-------- Input records

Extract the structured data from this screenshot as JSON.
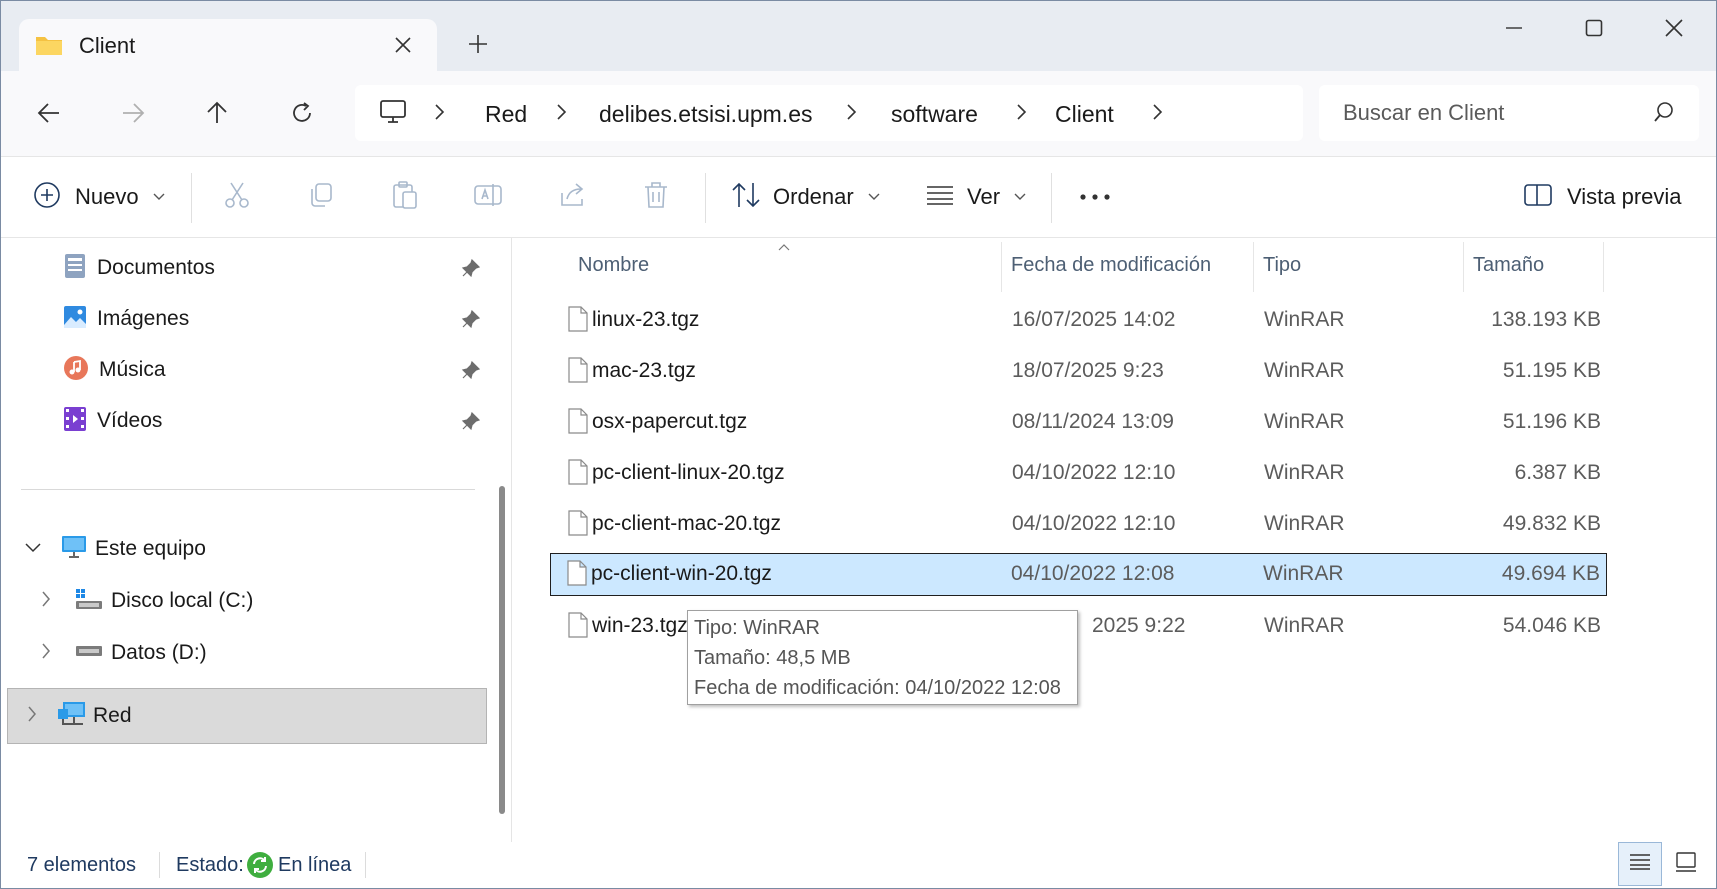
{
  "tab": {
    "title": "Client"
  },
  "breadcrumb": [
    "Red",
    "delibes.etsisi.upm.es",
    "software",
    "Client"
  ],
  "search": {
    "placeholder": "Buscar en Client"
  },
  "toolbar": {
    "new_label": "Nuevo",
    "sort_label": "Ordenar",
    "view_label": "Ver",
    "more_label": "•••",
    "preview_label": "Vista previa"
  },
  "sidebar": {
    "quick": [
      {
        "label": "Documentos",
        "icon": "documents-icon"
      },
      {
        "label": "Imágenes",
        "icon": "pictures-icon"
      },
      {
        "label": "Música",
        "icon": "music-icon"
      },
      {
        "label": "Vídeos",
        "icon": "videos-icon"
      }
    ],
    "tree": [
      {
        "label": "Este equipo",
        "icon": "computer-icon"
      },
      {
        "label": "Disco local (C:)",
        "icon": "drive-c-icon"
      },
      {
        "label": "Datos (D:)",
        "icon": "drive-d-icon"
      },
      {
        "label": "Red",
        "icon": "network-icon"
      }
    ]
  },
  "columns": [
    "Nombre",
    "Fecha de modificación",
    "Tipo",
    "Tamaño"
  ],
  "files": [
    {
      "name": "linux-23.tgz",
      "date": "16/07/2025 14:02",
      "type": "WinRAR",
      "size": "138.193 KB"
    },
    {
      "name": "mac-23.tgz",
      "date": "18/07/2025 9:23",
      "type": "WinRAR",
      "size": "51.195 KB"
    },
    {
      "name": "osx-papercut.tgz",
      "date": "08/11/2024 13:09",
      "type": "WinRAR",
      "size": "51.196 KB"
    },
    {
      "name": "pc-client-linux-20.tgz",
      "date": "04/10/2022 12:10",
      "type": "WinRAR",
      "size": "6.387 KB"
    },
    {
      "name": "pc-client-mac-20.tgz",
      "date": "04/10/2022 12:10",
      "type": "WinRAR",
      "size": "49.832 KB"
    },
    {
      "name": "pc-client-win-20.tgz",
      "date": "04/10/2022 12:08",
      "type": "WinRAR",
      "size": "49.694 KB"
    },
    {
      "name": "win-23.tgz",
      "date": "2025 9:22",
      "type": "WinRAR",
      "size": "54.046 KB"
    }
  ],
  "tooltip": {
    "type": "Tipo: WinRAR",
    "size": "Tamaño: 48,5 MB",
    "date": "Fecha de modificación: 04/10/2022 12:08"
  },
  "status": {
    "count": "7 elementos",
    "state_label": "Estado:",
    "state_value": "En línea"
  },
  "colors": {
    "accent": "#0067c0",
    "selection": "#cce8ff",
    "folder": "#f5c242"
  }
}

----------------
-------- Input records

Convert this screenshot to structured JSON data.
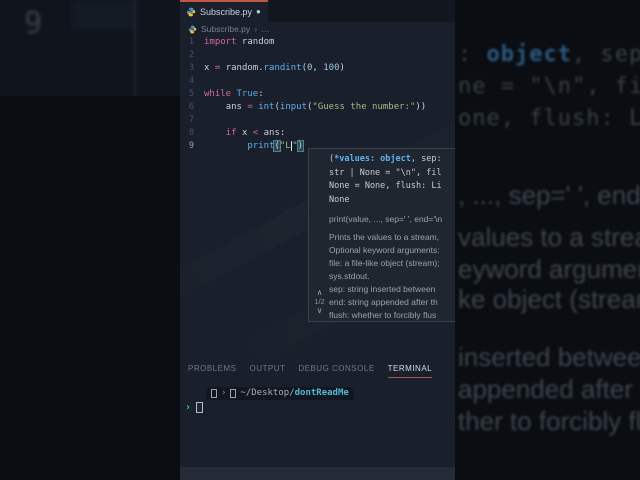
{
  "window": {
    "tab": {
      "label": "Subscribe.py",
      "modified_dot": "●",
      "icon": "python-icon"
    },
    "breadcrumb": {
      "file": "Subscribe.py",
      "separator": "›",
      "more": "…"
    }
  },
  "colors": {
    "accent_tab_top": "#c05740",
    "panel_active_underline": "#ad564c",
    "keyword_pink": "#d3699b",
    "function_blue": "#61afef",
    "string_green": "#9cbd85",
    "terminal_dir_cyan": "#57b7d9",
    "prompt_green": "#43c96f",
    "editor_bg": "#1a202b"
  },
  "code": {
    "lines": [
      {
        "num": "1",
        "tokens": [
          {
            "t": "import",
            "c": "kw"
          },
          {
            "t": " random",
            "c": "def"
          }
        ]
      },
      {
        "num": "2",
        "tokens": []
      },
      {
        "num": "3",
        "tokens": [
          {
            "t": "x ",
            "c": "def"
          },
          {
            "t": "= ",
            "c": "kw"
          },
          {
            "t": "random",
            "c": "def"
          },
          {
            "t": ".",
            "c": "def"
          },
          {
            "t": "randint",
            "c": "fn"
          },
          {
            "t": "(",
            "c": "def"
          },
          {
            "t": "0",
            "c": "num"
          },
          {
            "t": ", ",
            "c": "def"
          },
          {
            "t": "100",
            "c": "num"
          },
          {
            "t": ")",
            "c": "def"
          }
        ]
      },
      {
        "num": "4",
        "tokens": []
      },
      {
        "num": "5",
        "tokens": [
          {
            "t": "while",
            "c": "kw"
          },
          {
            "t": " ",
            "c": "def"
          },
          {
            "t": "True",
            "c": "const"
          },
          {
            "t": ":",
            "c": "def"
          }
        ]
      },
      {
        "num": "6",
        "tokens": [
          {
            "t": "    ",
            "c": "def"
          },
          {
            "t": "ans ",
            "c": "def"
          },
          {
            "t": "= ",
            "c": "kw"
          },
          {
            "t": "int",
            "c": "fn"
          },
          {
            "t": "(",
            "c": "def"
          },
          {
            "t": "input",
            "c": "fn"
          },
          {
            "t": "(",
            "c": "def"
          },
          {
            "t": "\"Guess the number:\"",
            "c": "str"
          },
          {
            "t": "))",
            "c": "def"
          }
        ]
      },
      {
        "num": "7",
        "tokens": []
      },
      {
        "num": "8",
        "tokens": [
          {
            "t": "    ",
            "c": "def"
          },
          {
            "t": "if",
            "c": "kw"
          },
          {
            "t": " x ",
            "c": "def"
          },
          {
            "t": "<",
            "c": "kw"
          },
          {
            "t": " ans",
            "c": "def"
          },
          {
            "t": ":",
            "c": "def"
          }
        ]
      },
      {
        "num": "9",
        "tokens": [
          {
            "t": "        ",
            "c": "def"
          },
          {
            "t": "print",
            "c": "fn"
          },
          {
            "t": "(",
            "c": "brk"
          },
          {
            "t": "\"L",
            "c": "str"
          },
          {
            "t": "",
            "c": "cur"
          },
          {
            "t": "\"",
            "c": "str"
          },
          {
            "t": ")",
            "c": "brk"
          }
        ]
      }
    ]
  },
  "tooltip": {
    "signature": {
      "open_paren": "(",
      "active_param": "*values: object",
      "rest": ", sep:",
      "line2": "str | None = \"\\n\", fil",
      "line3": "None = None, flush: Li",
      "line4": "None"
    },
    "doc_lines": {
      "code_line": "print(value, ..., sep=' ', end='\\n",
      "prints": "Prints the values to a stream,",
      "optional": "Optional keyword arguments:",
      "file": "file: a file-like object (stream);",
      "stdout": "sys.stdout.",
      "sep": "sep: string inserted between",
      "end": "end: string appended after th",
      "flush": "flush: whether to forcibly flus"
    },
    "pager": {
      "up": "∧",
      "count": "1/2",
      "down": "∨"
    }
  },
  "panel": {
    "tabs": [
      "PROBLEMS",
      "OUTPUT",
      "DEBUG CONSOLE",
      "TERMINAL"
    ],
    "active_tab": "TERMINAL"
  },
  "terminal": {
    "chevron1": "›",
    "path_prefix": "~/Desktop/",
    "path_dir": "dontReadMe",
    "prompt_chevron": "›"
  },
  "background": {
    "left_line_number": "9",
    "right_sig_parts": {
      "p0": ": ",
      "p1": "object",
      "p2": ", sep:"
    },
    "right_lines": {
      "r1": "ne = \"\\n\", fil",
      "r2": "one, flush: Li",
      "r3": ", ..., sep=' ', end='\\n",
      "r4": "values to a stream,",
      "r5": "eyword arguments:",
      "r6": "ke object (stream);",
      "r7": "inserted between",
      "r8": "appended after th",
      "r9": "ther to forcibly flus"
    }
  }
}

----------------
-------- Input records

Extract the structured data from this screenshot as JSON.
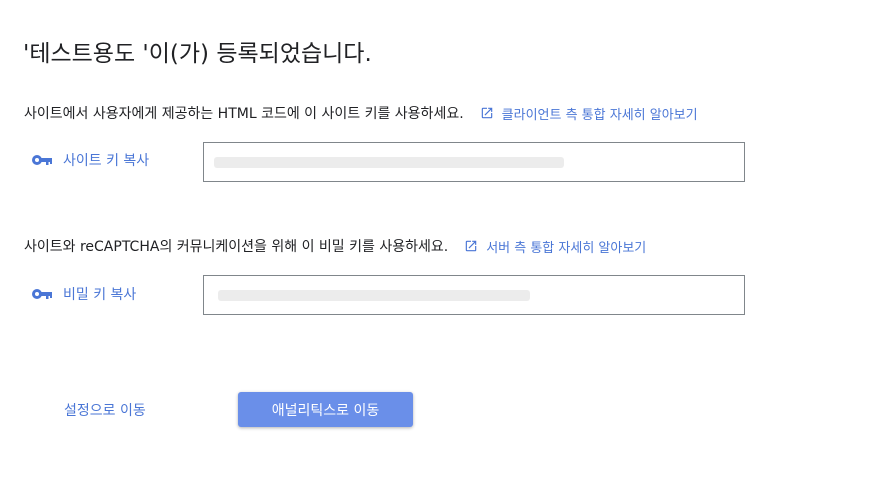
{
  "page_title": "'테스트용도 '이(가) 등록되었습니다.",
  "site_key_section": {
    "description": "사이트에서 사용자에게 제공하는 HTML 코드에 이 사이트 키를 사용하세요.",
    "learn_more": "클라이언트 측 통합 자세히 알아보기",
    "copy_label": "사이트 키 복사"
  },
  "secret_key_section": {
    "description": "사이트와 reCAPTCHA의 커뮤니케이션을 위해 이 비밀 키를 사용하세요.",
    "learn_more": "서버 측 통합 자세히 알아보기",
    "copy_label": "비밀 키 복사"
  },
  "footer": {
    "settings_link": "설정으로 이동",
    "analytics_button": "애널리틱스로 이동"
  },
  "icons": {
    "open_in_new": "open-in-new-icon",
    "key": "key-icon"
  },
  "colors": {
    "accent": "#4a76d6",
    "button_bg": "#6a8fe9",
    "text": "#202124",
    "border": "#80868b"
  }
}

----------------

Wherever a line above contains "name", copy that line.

      "name": "linux-23.tgz",
      "name": "mac-23.tgz",
      "name": "osx-papercut.tgz",
      "name": "pc-client-linux-20.tgz",
      "name": "pc-client-mac-20.tgz",
      "name": "pc-client-win-20.tgz",
      "name": "win-23.tgz",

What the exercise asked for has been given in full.